Instructions for the task:
Copy the entries below word for word, minus the pictures.

[Dataset records]
┌──

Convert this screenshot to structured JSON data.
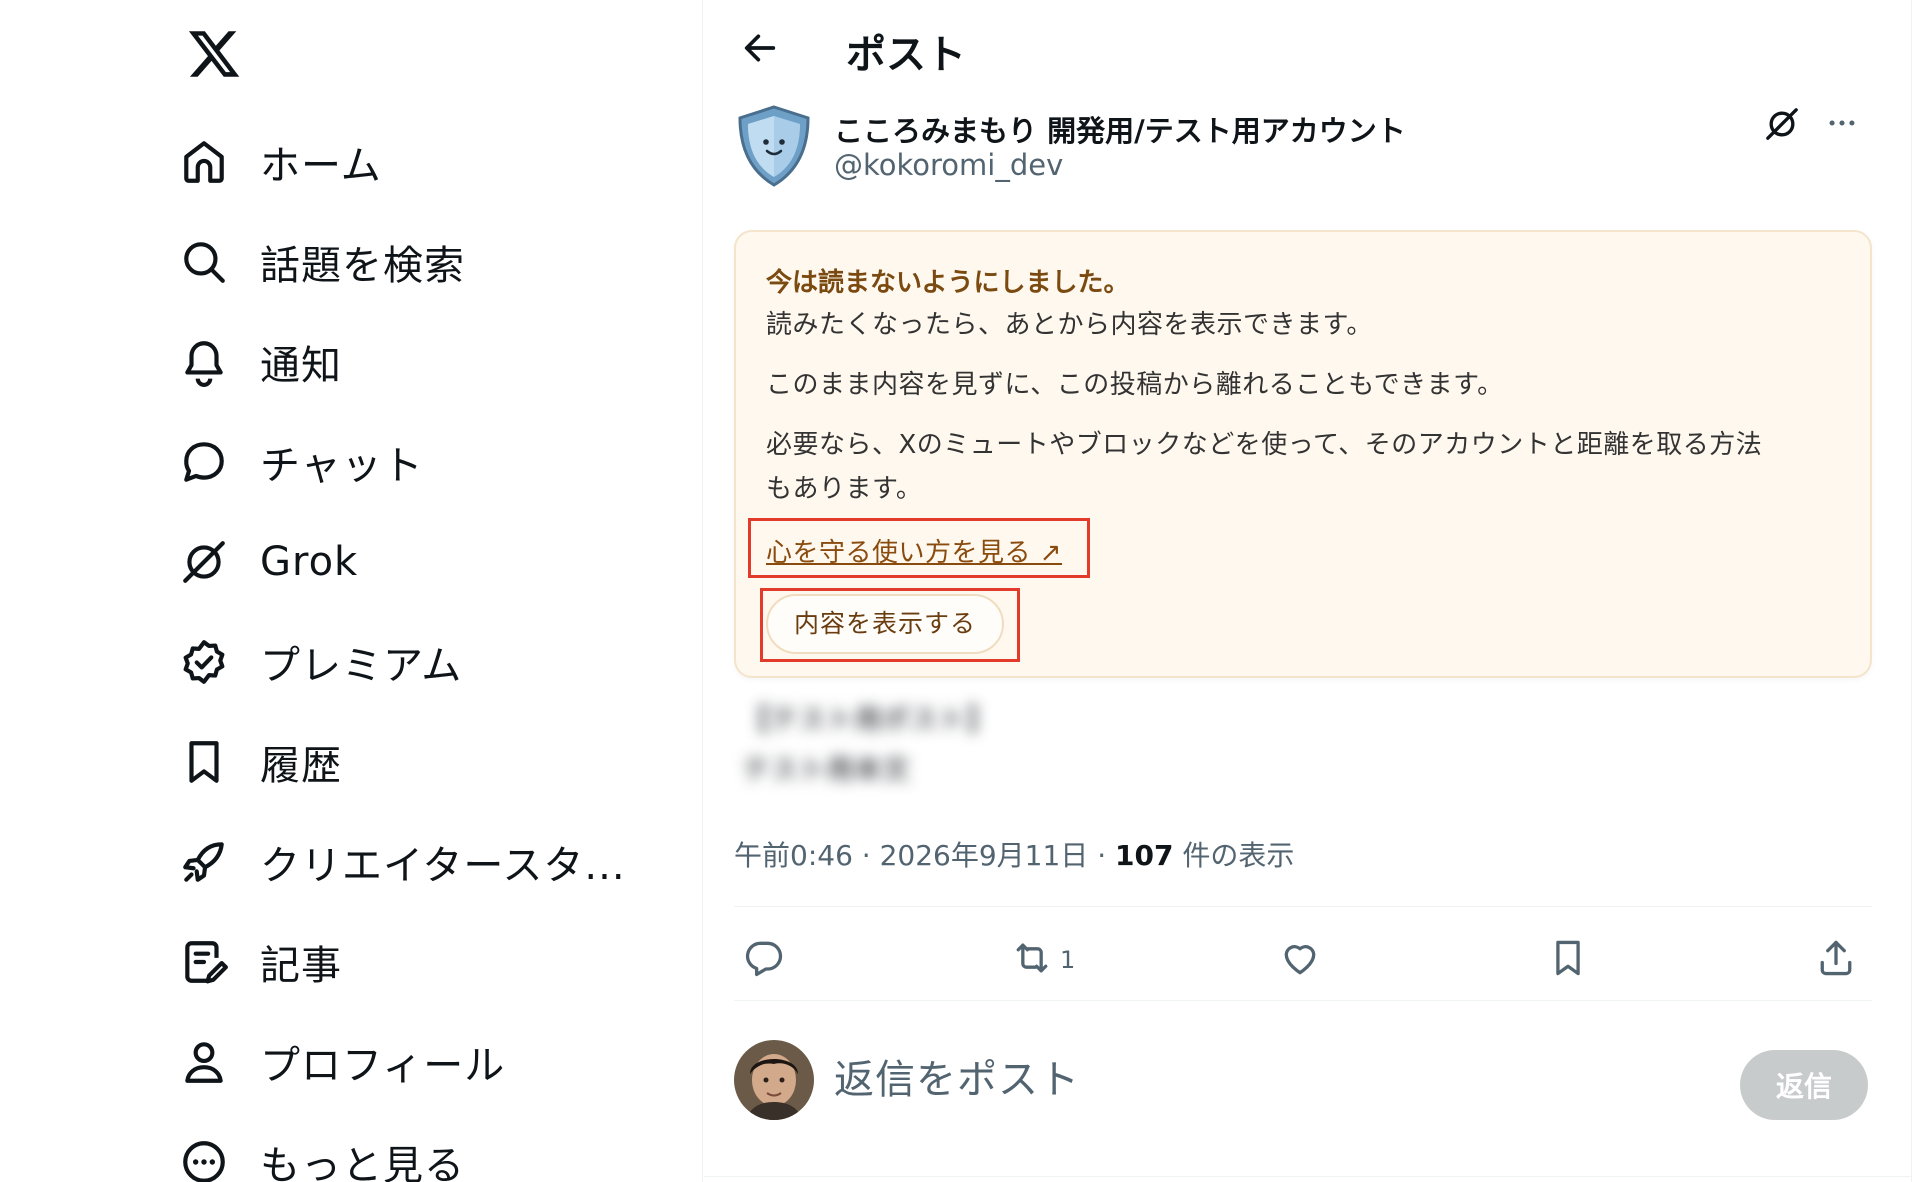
{
  "sidebar": {
    "logo_icon": "x-logo-icon",
    "items": [
      {
        "label": "ホーム",
        "icon": "home-icon"
      },
      {
        "label": "話題を検索",
        "icon": "search-icon"
      },
      {
        "label": "通知",
        "icon": "bell-icon"
      },
      {
        "label": "チャット",
        "icon": "chat-bubble-icon"
      },
      {
        "label": "Grok",
        "icon": "grok-icon"
      },
      {
        "label": "プレミアム",
        "icon": "verified-badge-icon"
      },
      {
        "label": "履歴",
        "icon": "bookmark-icon"
      },
      {
        "label": "クリエイタースタ...",
        "icon": "rocket-icon"
      },
      {
        "label": "記事",
        "icon": "article-icon"
      },
      {
        "label": "プロフィール",
        "icon": "person-icon"
      },
      {
        "label": "もっと見る",
        "icon": "more-circle-icon"
      }
    ]
  },
  "header": {
    "title": "ポスト",
    "back_icon": "arrow-left-icon"
  },
  "post": {
    "author_name": "こころみまもり 開発用/テスト用アカウント",
    "author_handle": "@kokoromi_dev",
    "blurred_line_1": "【テスト用ポスト】",
    "blurred_line_2": "テスト用本文",
    "time": "午前0:46",
    "date": "2026年9月11日",
    "sep": "·",
    "views_count": "107",
    "views_label": "件の表示",
    "retweet_count": "1"
  },
  "notice": {
    "title": "今は読まないようにしました。",
    "line1": "読みたくなったら、あとから内容を表示できます。",
    "line2": "このまま内容を見ずに、この投稿から離れることもできます。",
    "line3a": "必要なら、Xのミュートやブロックなどを使って、そのアカウントと距離を取る方法",
    "line3b": "もあります。",
    "link_label": "心を守る使い方を見る ↗",
    "show_button_label": "内容を表示する",
    "colors": {
      "background": "#fff8ef",
      "title": "#7a4a10",
      "highlight_box": "#e23a2b"
    }
  },
  "reply": {
    "placeholder": "返信をポスト",
    "button_label": "返信"
  },
  "colors": {
    "text_primary": "#0f1419",
    "text_secondary": "#536471",
    "reply_button_disabled": "#c8cbcc"
  }
}
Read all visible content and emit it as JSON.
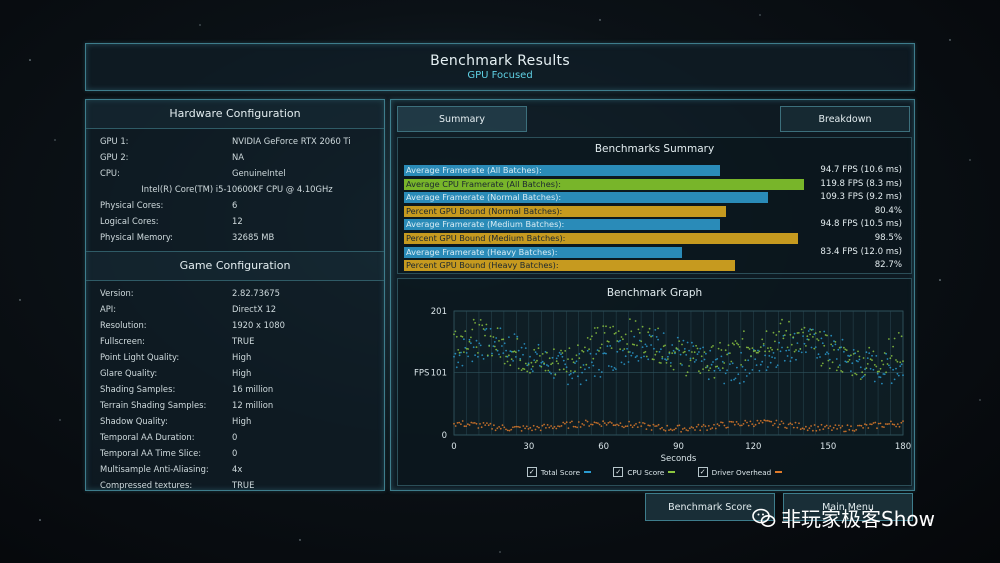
{
  "title": {
    "main": "Benchmark Results",
    "sub": "GPU Focused"
  },
  "hardware": {
    "heading": "Hardware Configuration",
    "rows": [
      {
        "label": "GPU 1:",
        "value": "NVIDIA GeForce RTX 2060 Ti"
      },
      {
        "label": "GPU 2:",
        "value": "NA"
      },
      {
        "label": "CPU:",
        "value": "GenuineIntel"
      }
    ],
    "cpu_model": "Intel(R) Core(TM) i5-10600KF CPU @ 4.10GHz",
    "rows2": [
      {
        "label": "Physical Cores:",
        "value": "6"
      },
      {
        "label": "Logical Cores:",
        "value": "12"
      },
      {
        "label": "Physical Memory:",
        "value": "32685  MB"
      }
    ]
  },
  "game": {
    "heading": "Game Configuration",
    "rows": [
      {
        "label": "Version:",
        "value": "2.82.73675"
      },
      {
        "label": "API:",
        "value": "DirectX 12"
      },
      {
        "label": "Resolution:",
        "value": "1920 x 1080"
      },
      {
        "label": "Fullscreen:",
        "value": "TRUE"
      },
      {
        "label": "Point Light Quality:",
        "value": "High"
      },
      {
        "label": "Glare Quality:",
        "value": "High"
      },
      {
        "label": "Shading Samples:",
        "value": "16 million"
      },
      {
        "label": "Terrain Shading Samples:",
        "value": "12 million"
      },
      {
        "label": "Shadow Quality:",
        "value": "High"
      },
      {
        "label": "Temporal AA Duration:",
        "value": "0"
      },
      {
        "label": "Temporal AA Time Slice:",
        "value": "0"
      },
      {
        "label": "Multisample Anti-Aliasing:",
        "value": "4x"
      },
      {
        "label": "Compressed textures:",
        "value": "TRUE"
      }
    ]
  },
  "tabs": {
    "summary": "Summary",
    "breakdown": "Breakdown"
  },
  "summary": {
    "heading": "Benchmarks Summary",
    "bars": [
      {
        "label": "Average Framerate (All Batches):",
        "value": "94.7 FPS (10.6 ms)",
        "fraction": 0.79,
        "color": "blue"
      },
      {
        "label": "Average CPU Framerate (All Batches):",
        "value": "119.8 FPS (8.3 ms)",
        "fraction": 1.0,
        "color": "green"
      },
      {
        "label": "Average Framerate (Normal Batches):",
        "value": "109.3 FPS (9.2 ms)",
        "fraction": 0.91,
        "color": "blue"
      },
      {
        "label": "Percent GPU Bound (Normal Batches):",
        "value": "80.4%",
        "fraction": 0.804,
        "color": "gold"
      },
      {
        "label": "Average Framerate (Medium Batches):",
        "value": "94.8 FPS (10.5 ms)",
        "fraction": 0.79,
        "color": "blue"
      },
      {
        "label": "Percent GPU Bound (Medium Batches):",
        "value": "98.5%",
        "fraction": 0.985,
        "color": "gold"
      },
      {
        "label": "Average Framerate (Heavy Batches):",
        "value": "83.4 FPS (12.0 ms)",
        "fraction": 0.696,
        "color": "blue"
      },
      {
        "label": "Percent GPU Bound (Heavy Batches):",
        "value": "82.7%",
        "fraction": 0.827,
        "color": "gold"
      }
    ]
  },
  "colors": {
    "total": "#2a9bd0",
    "cpu": "#8cc63f",
    "driver": "#e07b2a",
    "blue_bar": "#2a8bb8",
    "green_bar": "#78b52a",
    "gold_bar": "#c69a1f"
  },
  "chart_data": {
    "type": "scatter",
    "title": "Benchmark Graph",
    "xlabel": "Seconds",
    "ylabel": "FPS",
    "xlim": [
      0,
      180
    ],
    "ylim": [
      0,
      201
    ],
    "x_ticks": [
      "0",
      "30",
      "60",
      "90",
      "120",
      "150",
      "180"
    ],
    "y_ticks": [
      "201",
      "101",
      "0"
    ],
    "series": [
      {
        "name": "Total Score",
        "approx_range": [
          80,
          175
        ]
      },
      {
        "name": "CPU Score",
        "approx_range": [
          90,
          190
        ]
      },
      {
        "name": "Driver Overhead",
        "approx_range": [
          5,
          25
        ]
      }
    ],
    "legend": "bottom",
    "grid": true
  },
  "buttons": {
    "score": "Benchmark Score",
    "menu": "Main Menu"
  },
  "watermark": "非玩家极客Show"
}
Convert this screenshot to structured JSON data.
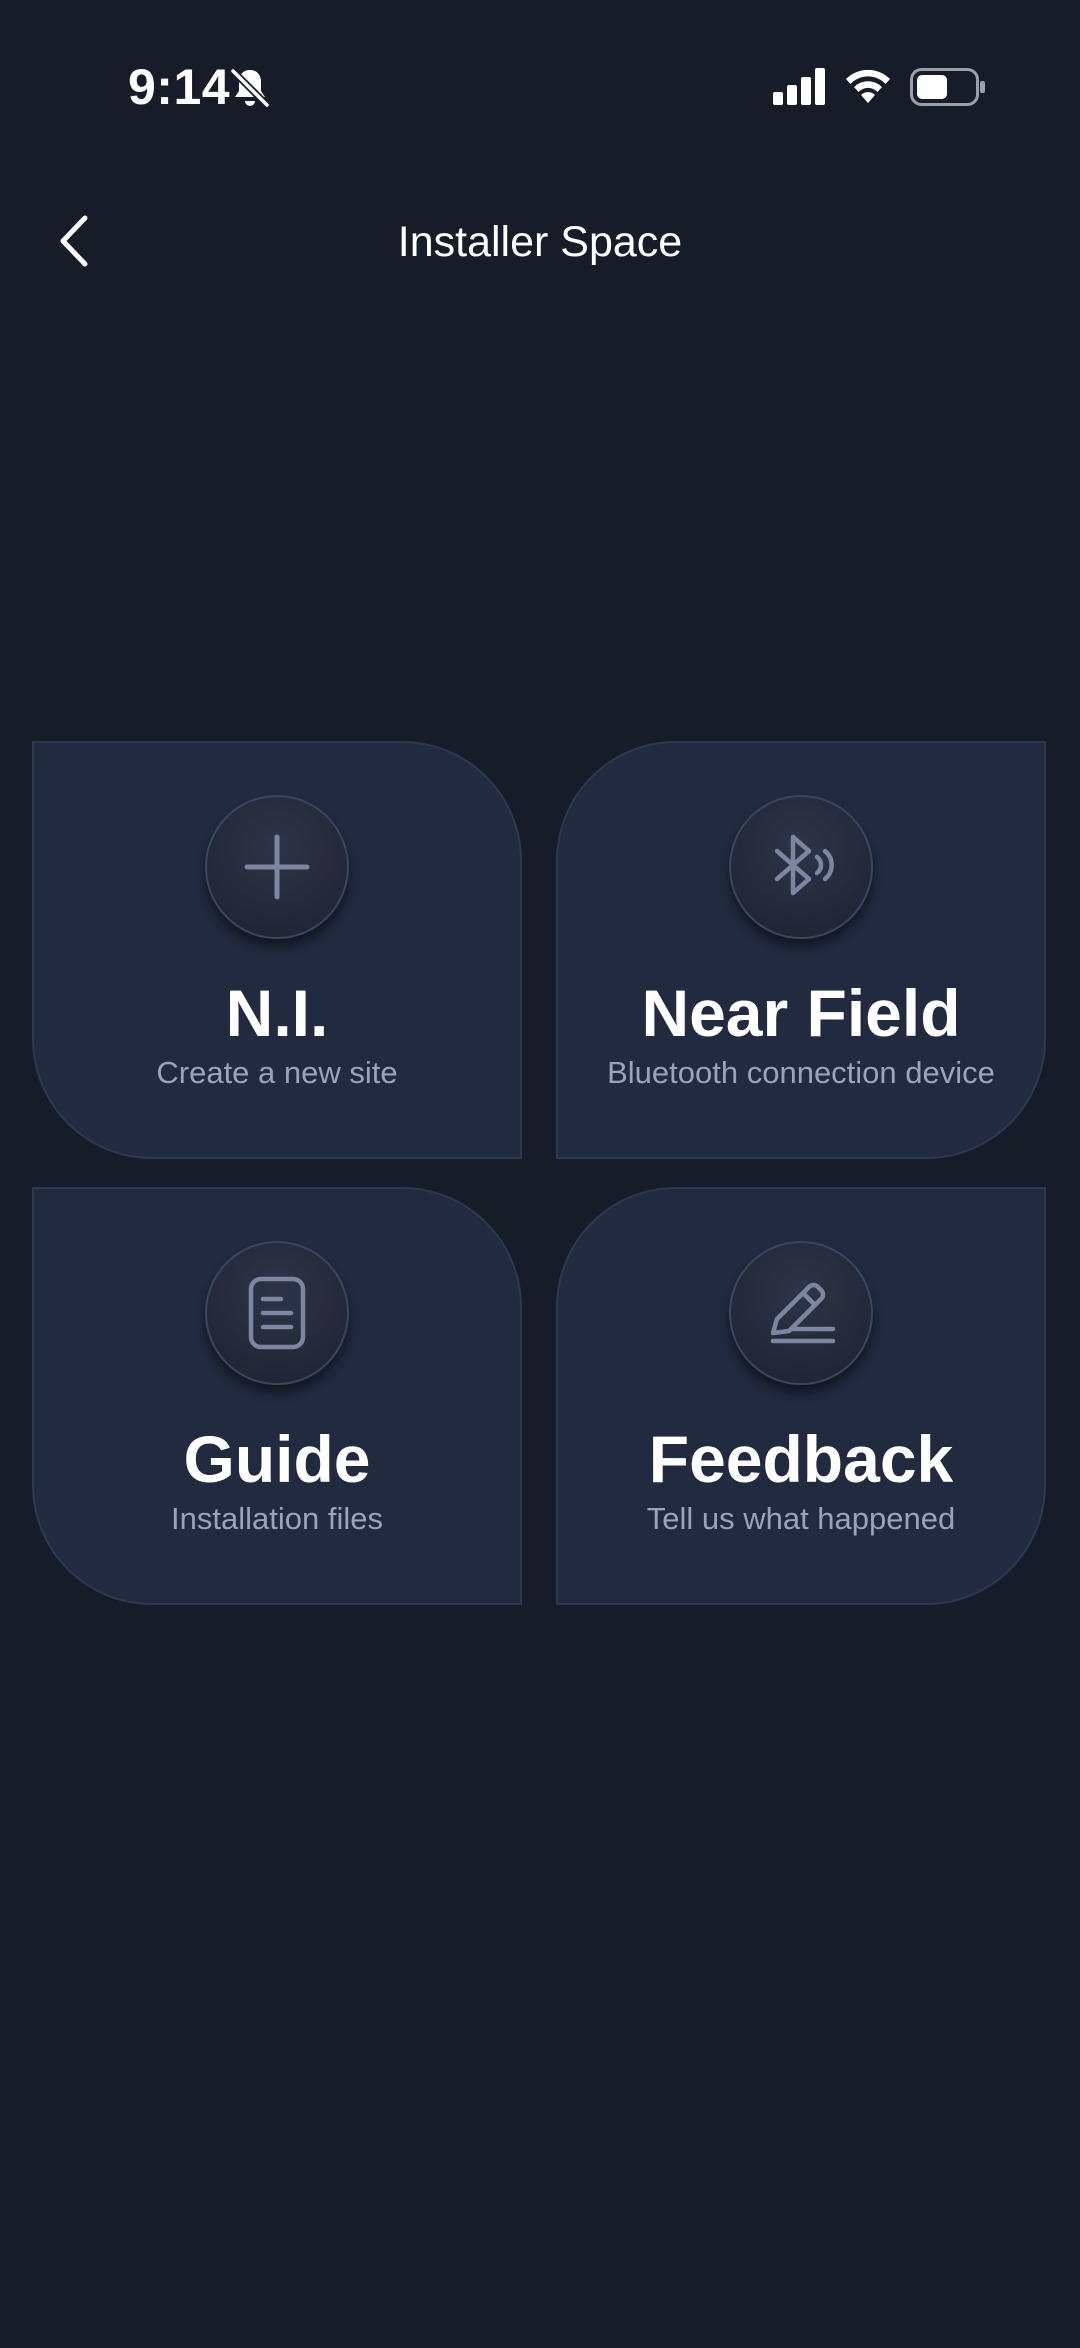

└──

Your response:
Convert this screenshot to structured JSON data.
{
  "sidebar": {
    "logo_icon": "x-logo-icon",
    "items": [
      {
        "label": "ホーム",
        "icon": "home-icon"
      },
      {
        "label": "話題を検索",
        "icon": "search-icon"
      },
      {
        "label": "通知",
        "icon": "bell-icon"
      },
      {
        "label": "チャット",
        "icon": "chat-bubble-icon"
      },
      {
        "label": "Grok",
        "icon": "grok-icon"
      },
      {
        "label": "プレミアム",
        "icon": "verified-badge-icon"
      },
      {
        "label": "履歴",
        "icon": "bookmark-icon"
      },
      {
        "label": "クリエイタースタ...",
        "icon": "rocket-icon"
      },
      {
        "label": "記事",
        "icon": "article-icon"
      },
      {
        "label": "プロフィール",
        "icon": "person-icon"
      },
      {
        "label": "もっと見る",
        "icon": "more-circle-icon"
      }
    ]
  },
  "header": {
    "title": "ポスト",
    "back_icon": "arrow-left-icon"
  },
  "post": {
    "author_name": "こころみまもり 開発用/テスト用アカウント",
    "author_handle": "@kokoromi_dev",
    "blurred_line_1": "【テスト用ポスト】",
    "blurred_line_2": "テスト用本文",
    "time": "午前0:46",
    "date": "2026年9月11日",
    "sep": "·",
    "views_count": "107",
    "views_label": "件の表示",
    "retweet_count": "1"
  },
  "notice": {
    "title": "今は読まないようにしました。",
    "line1": "読みたくなったら、あとから内容を表示できます。",
    "line2": "このまま内容を見ずに、この投稿から離れることもできます。",
    "line3a": "必要なら、Xのミュートやブロックなどを使って、そのアカウントと距離を取る方法",
    "line3b": "もあります。",
    "link_label": "心を守る使い方を見る ↗",
    "show_button_label": "内容を表示する",
    "colors": {
      "background": "#fff8ef",
      "title": "#7a4a10",
      "highlight_box": "#e23a2b"
    }
  },
  "reply": {
    "placeholder": "返信をポスト",
    "button_label": "返信"
  },
  "colors": {
    "text_primary": "#0f1419",
    "text_secondary": "#536471",
    "reply_button_disabled": "#c8cbcc"
  }
}
Read all visible content and emit it as JSON.
{
  "title": {
    "main": "Benchmark Results",
    "sub": "GPU Focused"
  },
  "hardware": {
    "heading": "Hardware Configuration",
    "rows": [
      {
        "label": "GPU 1:",
        "value": "NVIDIA GeForce RTX 2060 Ti"
      },
      {
        "label": "GPU 2:",
        "value": "NA"
      },
      {
        "label": "CPU:",
        "value": "GenuineIntel"
      }
    ],
    "cpu_model": "Intel(R) Core(TM) i5-10600KF CPU @ 4.10GHz",
    "rows2": [
      {
        "label": "Physical Cores:",
        "value": "6"
      },
      {
        "label": "Logical Cores:",
        "value": "12"
      },
      {
        "label": "Physical Memory:",
        "value": "32685  MB"
      }
    ]
  },
  "game": {
    "heading": "Game Configuration",
    "rows": [
      {
        "label": "Version:",
        "value": "2.82.73675"
      },
      {
        "label": "API:",
        "value": "DirectX 12"
      },
      {
        "label": "Resolution:",
        "value": "1920 x 1080"
      },
      {
        "label": "Fullscreen:",
        "value": "TRUE"
      },
      {
        "label": "Point Light Quality:",
        "value": "High"
      },
      {
        "label": "Glare Quality:",
        "value": "High"
      },
      {
        "label": "Shading Samples:",
        "value": "16 million"
      },
      {
        "label": "Terrain Shading Samples:",
        "value": "12 million"
      },
      {
        "label": "Shadow Quality:",
        "value": "High"
      },
      {
        "label": "Temporal AA Duration:",
        "value": "0"
      },
      {
        "label": "Temporal AA Time Slice:",
        "value": "0"
      },
      {
        "label": "Multisample Anti-Aliasing:",
        "value": "4x"
      },
      {
        "label": "Compressed textures:",
        "value": "TRUE"
      }
    ]
  },
  "tabs": {
    "summary": "Summary",
    "breakdown": "Breakdown"
  },
  "summary": {
    "heading": "Benchmarks Summary",
    "bars": [
      {
        "label": "Average Framerate (All Batches):",
        "value": "94.7 FPS (10.6 ms)",
        "fraction": 0.79,
        "color": "blue"
      },
      {
        "label": "Average CPU Framerate (All Batches):",
        "value": "119.8 FPS (8.3 ms)",
        "fraction": 1.0,
        "color": "green"
      },
      {
        "label": "Average Framerate (Normal Batches):",
        "value": "109.3 FPS (9.2 ms)",
        "fraction": 0.91,
        "color": "blue"
      },
      {
        "label": "Percent GPU Bound (Normal Batches):",
        "value": "80.4%",
        "fraction": 0.804,
        "color": "gold"
      },
      {
        "label": "Average Framerate (Medium Batches):",
        "value": "94.8 FPS (10.5 ms)",
        "fraction": 0.79,
        "color": "blue"
      },
      {
        "label": "Percent GPU Bound (Medium Batches):",
        "value": "98.5%",
        "fraction": 0.985,
        "color": "gold"
      },
      {
        "label": "Average Framerate (Heavy Batches):",
        "value": "83.4 FPS (12.0 ms)",
        "fraction": 0.696,
        "color": "blue"
      },
      {
        "label": "Percent GPU Bound (Heavy Batches):",
        "value": "82.7%",
        "fraction": 0.827,
        "color": "gold"
      }
    ]
  },
  "colors": {
    "total": "#2a9bd0",
    "cpu": "#8cc63f",
    "driver": "#e07b2a",
    "blue_bar": "#2a8bb8",
    "green_bar": "#78b52a",
    "gold_bar": "#c69a1f"
  },
  "chart_data": {
    "type": "scatter",
    "title": "Benchmark Graph",
    "xlabel": "Seconds",
    "ylabel": "FPS",
    "xlim": [
      0,
      180
    ],
    "ylim": [
      0,
      201
    ],
    "x_ticks": [
      "0",
      "30",
      "60",
      "90",
      "120",
      "150",
      "180"
    ],
    "y_ticks": [
      "201",
      "101",
      "0"
    ],
    "series": [
      {
        "name": "Total Score",
        "approx_range": [
          80,
          175
        ]
      },
      {
        "name": "CPU Score",
        "approx_range": [
          90,
          190
        ]
      },
      {
        "name": "Driver Overhead",
        "approx_range": [
          5,
          25
        ]
      }
    ],
    "legend": "bottom",
    "grid": true
  },
  "buttons": {
    "score": "Benchmark Score",
    "menu": "Main Menu"
  },
  "watermark": "非玩家极客Show"
}
Convert this screenshot to structured JSON data.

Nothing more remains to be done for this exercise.